This isn’t meant to be an ad for OSKA, I just can’t help telling everyone how awesome this thing is. I’ve heard from many that it’s too expensive. It’s $399.
But, here’s the deal –
- They offer a 90-day money back guarantee so if you buy it and you use it and don’t see results they will give you your money back no questions.
- If you use Paypal to purchase it you can opt for zero payment for 6 months (so you’ll either know it’s working or have sent it back long before you even have to pay anything.
- How much are you spending now on pain relief? How much have you spent on products that didn’t work that you couldn’t send back? OSKA has over a 90% success rate. What pill offers that?
All you have to do is actually use it. Put it near the area where you hurt and hit a button. Then keep hitting that button every 30 minutes. It doesn’t have any annoying adhesives or sticky pads, it doesn’t vibrate, or electrocute you, it doesn’t even have to touch your skin.
AND, if you use code: COUNTINGSPOONS when you order they’ll take an additional 5% off your purchase price. You’ve really got nothing to lose and so much to gain. I wouldn’t keep talking about this thing if it didn’t work so well for me. I use it constantly now. OSKA Pulse and if you’ve got questions ask me, or ask them. They are there to help (which is another reason I love OSKA).

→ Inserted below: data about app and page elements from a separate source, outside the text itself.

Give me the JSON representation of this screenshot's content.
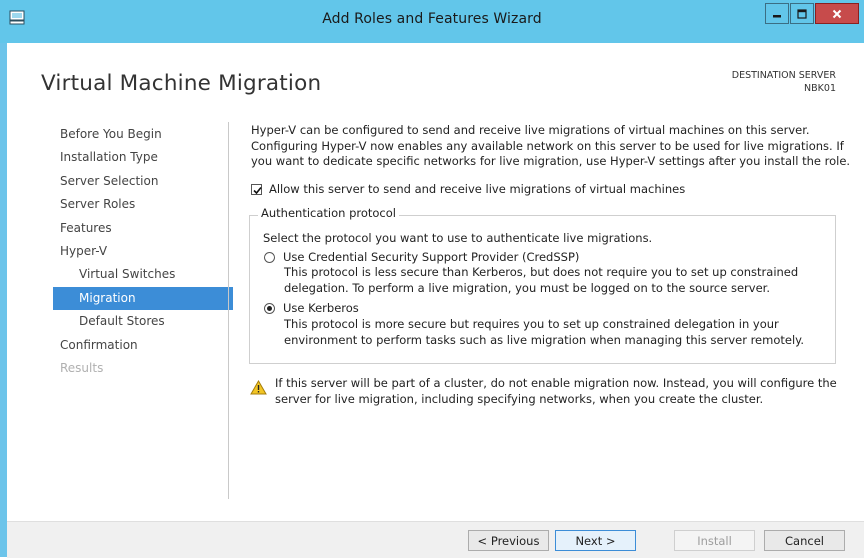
{
  "window": {
    "title": "Add Roles and Features Wizard",
    "icons": {
      "app": "server-manager-icon",
      "minimize": "minimize-icon",
      "maximize": "maximize-icon",
      "close": "close-icon"
    }
  },
  "header": {
    "page_title": "Virtual Machine Migration",
    "destination_label": "DESTINATION SERVER",
    "destination_value": "NBK01"
  },
  "nav": {
    "items": [
      {
        "label": "Before You Begin"
      },
      {
        "label": "Installation Type"
      },
      {
        "label": "Server Selection"
      },
      {
        "label": "Server Roles"
      },
      {
        "label": "Features"
      },
      {
        "label": "Hyper-V"
      },
      {
        "label": "Virtual Switches"
      },
      {
        "label": "Migration"
      },
      {
        "label": "Default Stores"
      },
      {
        "label": "Confirmation"
      },
      {
        "label": "Results"
      }
    ],
    "active": "Migration"
  },
  "content": {
    "intro": "Hyper-V can be configured to send and receive live migrations of virtual machines on this server. Configuring Hyper-V now enables any available network on this server to be used for live migrations. If you want to dedicate specific networks for live migration, use Hyper-V settings after you install the role.",
    "allow_checkbox": {
      "label": "Allow this server to send and receive live migrations of virtual machines",
      "checked": true
    },
    "auth_group": {
      "legend": "Authentication protocol",
      "description": "Select the protocol you want to use to authenticate live migrations.",
      "options": [
        {
          "label": "Use Credential Security Support Provider (CredSSP)",
          "description": "This protocol is less secure than Kerberos, but does not require you to set up constrained delegation. To perform a live migration, you must be logged on to the source server.",
          "selected": false
        },
        {
          "label": "Use Kerberos",
          "description": "This protocol is more secure but requires you to set up constrained delegation in your environment to perform tasks such as live migration when managing this server remotely.",
          "selected": true
        }
      ]
    },
    "warning": {
      "icon": "warning-icon",
      "text": "If this server will be part of a cluster, do not enable migration now. Instead, you will configure the server for live migration, including specifying networks, when you create the cluster."
    }
  },
  "footer": {
    "previous_label": "< Previous",
    "next_label": "Next >",
    "install_label": "Install",
    "cancel_label": "Cancel"
  },
  "colors": {
    "titlebar": "#62c6ea",
    "nav_active": "#3c8dd7",
    "close_button": "#c74b4b"
  }
}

And, one last thing. This past weekend I had the opportunity to meet the people behind the device. Their motto is pain before profit. Their goal is to help people be pain free. They live this and breathe it in everything they do. Every conversation I had with any of them spoke this so clearly.